#askadstandards is the hashtag that aims to confront the Ad Standards Board with how lax they are in regards to the sexualisation of women in advertising.
Previously Destroy the Joint, an Australian facebook group, and Collective shout have been active in sending complaints about the Fresh One's un-fresh sex-innuendo campaign. Mumbrella reported on it, and interviewed Collective Shout’s Melinda Liszewski who said:
"We often hear from people when they come across sexualised or porn inspired advertising. From there we can advise on where a complaint should be submitted (such as through the Ad Standards Board) and engage our broader networks. In the case of Fresh One, the level of sexual objectification was so obvious and extreme, many people followed through with submitting complaints and feedback. Companies using pornographic themes – in this case depicting oral sex and naked women with their legs spread – should not be surprised when they get a reaction.

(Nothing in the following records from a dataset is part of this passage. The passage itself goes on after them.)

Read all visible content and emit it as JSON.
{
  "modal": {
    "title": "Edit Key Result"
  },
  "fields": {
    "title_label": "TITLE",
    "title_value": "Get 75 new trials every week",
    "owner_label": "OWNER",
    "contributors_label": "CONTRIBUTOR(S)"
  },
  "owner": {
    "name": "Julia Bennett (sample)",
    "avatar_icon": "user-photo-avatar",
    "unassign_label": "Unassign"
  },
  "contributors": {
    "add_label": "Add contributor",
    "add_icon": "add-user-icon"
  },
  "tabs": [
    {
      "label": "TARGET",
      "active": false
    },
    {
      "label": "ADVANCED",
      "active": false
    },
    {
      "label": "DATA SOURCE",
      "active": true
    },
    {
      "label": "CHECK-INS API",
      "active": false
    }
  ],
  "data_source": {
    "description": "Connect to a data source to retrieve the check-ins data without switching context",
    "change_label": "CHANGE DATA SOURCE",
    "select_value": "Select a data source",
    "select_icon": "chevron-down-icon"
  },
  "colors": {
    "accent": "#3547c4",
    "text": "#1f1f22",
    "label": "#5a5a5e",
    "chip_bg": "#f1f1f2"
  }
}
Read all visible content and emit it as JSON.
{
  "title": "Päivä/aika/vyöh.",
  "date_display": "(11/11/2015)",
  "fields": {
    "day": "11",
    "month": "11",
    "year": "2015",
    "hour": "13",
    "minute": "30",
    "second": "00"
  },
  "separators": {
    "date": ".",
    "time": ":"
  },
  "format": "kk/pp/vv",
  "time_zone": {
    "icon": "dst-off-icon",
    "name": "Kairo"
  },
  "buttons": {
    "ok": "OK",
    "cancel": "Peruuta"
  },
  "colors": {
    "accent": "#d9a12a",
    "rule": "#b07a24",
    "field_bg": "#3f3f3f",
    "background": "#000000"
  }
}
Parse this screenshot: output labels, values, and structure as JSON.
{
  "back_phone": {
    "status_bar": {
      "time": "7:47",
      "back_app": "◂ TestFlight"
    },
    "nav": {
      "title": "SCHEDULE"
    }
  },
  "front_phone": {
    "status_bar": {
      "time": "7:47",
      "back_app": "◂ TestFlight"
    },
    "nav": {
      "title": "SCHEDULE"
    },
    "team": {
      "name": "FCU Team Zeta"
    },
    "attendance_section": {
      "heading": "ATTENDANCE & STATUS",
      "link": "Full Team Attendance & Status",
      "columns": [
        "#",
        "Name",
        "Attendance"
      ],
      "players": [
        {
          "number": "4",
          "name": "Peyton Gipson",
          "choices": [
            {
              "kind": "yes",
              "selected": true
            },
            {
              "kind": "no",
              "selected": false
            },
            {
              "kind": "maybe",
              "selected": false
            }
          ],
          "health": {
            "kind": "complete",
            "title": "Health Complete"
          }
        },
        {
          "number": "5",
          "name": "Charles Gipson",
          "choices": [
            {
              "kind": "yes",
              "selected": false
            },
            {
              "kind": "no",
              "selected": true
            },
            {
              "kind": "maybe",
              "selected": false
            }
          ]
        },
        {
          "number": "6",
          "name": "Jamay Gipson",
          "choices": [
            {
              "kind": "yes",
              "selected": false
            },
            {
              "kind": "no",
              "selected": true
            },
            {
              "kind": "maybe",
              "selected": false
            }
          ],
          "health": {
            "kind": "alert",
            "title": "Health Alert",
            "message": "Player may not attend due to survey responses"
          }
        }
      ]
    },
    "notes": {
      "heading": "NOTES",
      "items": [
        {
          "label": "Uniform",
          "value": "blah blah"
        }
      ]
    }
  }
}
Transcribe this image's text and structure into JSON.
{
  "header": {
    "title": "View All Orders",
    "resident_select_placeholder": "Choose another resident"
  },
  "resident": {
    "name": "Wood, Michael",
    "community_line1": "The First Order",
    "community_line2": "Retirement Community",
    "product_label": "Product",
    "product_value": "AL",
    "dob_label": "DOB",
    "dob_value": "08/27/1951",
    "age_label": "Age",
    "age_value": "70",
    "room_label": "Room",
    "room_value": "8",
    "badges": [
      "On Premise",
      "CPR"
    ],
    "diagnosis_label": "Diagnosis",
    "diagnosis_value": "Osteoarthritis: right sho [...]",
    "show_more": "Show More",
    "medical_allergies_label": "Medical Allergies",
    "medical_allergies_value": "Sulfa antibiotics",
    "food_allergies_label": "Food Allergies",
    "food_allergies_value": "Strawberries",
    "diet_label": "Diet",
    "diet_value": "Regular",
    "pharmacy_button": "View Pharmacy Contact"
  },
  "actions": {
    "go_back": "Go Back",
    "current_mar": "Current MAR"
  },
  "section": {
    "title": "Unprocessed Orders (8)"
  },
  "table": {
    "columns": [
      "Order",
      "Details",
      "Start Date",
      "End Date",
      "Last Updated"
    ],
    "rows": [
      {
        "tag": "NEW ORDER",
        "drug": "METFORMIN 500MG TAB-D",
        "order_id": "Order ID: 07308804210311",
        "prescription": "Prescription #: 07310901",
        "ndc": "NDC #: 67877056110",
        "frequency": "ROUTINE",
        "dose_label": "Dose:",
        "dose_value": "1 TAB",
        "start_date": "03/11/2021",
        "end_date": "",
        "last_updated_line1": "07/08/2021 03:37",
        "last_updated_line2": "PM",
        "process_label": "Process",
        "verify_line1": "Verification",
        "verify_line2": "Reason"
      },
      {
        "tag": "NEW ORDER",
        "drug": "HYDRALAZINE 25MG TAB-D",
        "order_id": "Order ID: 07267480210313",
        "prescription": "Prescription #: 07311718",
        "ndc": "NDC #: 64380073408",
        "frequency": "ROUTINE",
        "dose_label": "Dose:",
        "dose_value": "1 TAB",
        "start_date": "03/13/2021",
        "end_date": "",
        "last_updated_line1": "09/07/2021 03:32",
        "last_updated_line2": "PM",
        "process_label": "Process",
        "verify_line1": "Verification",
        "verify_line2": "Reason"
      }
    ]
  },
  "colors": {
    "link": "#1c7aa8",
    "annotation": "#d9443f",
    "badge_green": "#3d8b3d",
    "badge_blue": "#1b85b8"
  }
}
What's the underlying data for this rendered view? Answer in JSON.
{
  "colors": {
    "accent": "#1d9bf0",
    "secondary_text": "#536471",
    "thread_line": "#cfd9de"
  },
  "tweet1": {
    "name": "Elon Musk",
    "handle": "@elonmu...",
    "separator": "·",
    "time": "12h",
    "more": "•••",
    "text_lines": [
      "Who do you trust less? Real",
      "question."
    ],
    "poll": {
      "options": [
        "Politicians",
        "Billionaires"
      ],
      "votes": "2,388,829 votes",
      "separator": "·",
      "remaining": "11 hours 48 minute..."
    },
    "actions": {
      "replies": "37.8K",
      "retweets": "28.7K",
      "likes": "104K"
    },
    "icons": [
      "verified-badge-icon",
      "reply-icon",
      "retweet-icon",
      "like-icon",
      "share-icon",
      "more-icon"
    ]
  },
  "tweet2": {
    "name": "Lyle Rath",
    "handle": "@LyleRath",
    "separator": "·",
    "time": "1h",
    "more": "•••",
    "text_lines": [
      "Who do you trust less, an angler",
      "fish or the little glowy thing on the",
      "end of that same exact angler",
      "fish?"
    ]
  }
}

The Advertising Standards Bureau dismissed the complaints made against the coffee-company that seems to only employ copy-wankers, along with many others, and so the #askadstandards hashtag was born. Collective Shout says that "Industry has been warned, has had its chance to voluntarily self-regulate, and has conspicuously failed to act at the level required." in a post Oct 20th, and now the hashtag is picking up speed. They show many examples in their post of advertising they think crosses the line, including the Lee campaign shot by Terry Richardson we wrote about here in 2006.
— Caitlin Roper (@caitlin_roper) November 12, 2014